Which is better: forward or backward scheduling?
Both backward scheduling and forward scheduling offer advantages. Neither one is better than the other, and some logistics coordinators even benefit from using a blend of the two. To choose which strategy works best for your business, you’ll need to consider two main factors: what type of business or delivery service you run and how you prefer to organize schedules.
If we refer back to the weekend to-do list example, you could also apply a blend of forward and backward scheduling to accomplish your tasks. You could complete all of your yard work Saturday morning (using forward scheduling) and save just washing the car for Sunday evening (using backward scheduling). That way, you would have peace of mind knowing most of your chores were out of way, along with the assurance that even if it rained Saturday night, your car would still look good for your meeting Monday morning.
4 Business Challenges Solved by Forward and Backward Scheduling
Using forward and backward planning can help you overcome many of the common challenges modern businesses have with scheduling. These scheduling strategies help you increase process efficiency, ensure that you meet due dates, balance workloads across employees (and avoid employee burnout), and allow yourself the flexibility to accommodate order changes. Here are a few ways you can overcome business obstacles using backward and forward scheduling.
Meeting due dates

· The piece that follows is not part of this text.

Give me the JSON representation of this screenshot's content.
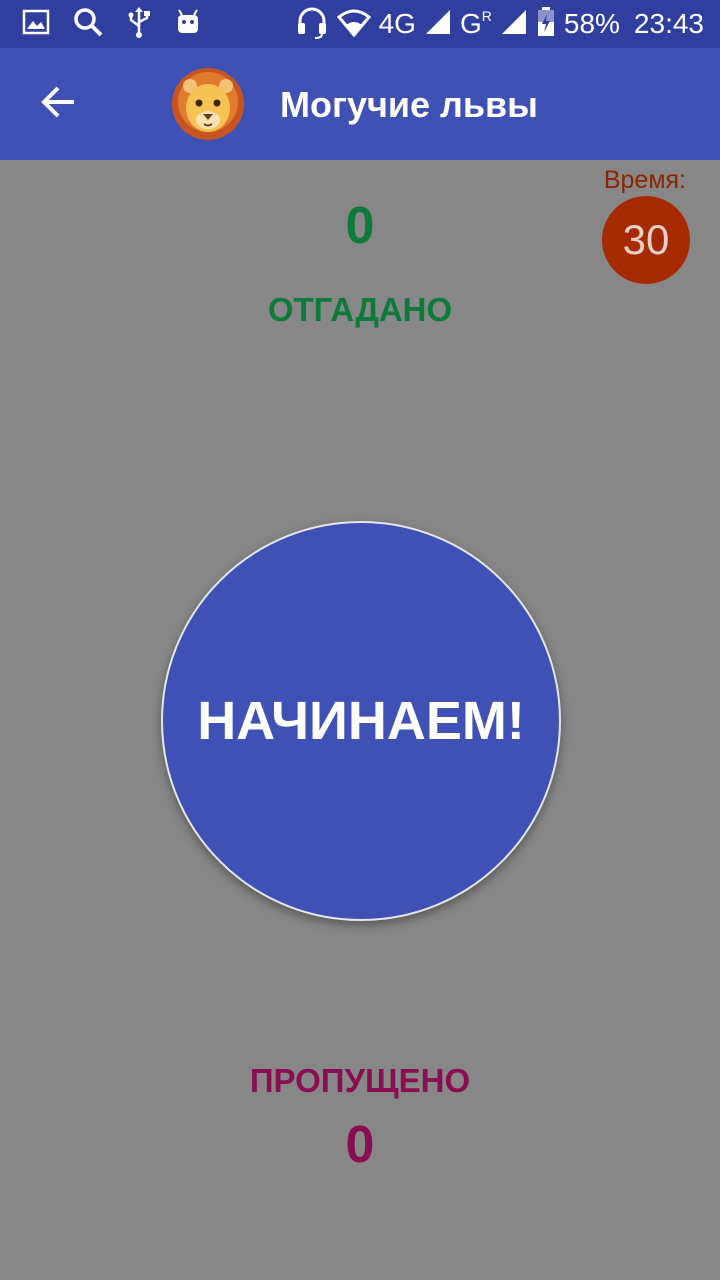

Forward scheduling and back scheduling can help teams meet important deadlines and avoid showing up to appointments late (or early). Forward scheduling can show product pickup and delivery services where they have room to accommodate more orders. Those product pickup and delivery services can then use these open windows to make early deliveries and exceed customer expectations. Backward scheduling helps maintenance and repair companies with standing monthly or quarterly service appointments balance schedules to meet a multitude of deadlines.
Balancing employee workload
A combination of backward and forward scheduling can be used to evenly distribute work across teams of employees and/or drivers. For example, a grocery delivery company could start with delivery windows and work backward to plan routes while making sure each driver was assigned the same number of deliveries. That same company could then use forward scheduling to have their packing team assemble orders as soon as they have time. This ensures that workloads are balanced. Ensuring that your employees aren’t overworked will increase morale, and minimizing underworking employees will reduce wasted spend.
Backward scheduling allows you to build in time for adjustments to orders. This is particularly advantageous for businesses that create custom products. For example, let’s say your business makes custom windows. You guarantee delivery within 30 days, and it takes 15 days to manufacture a window. Using backward scheduling, you could start at the 30-day mark, allot 7 days for shipping or delivery, and then plan to begin production 8 days after receiving a new order. That would give you the flexibility to accommodate changes for the first week after an order has been placed.
Planning weeks in advance
Both forward and backward scheduling can help you plan further in advance, which will give you a clear projection of revenue and show you process inefficiencies that need to be improved. Combine this with route optimization software, such as OptimoRoute, and you’ll be able to clearly see where you can fit more orders in, when you need to hire more workers to fulfill existing orders, or when you should decrease your workforce based on demand.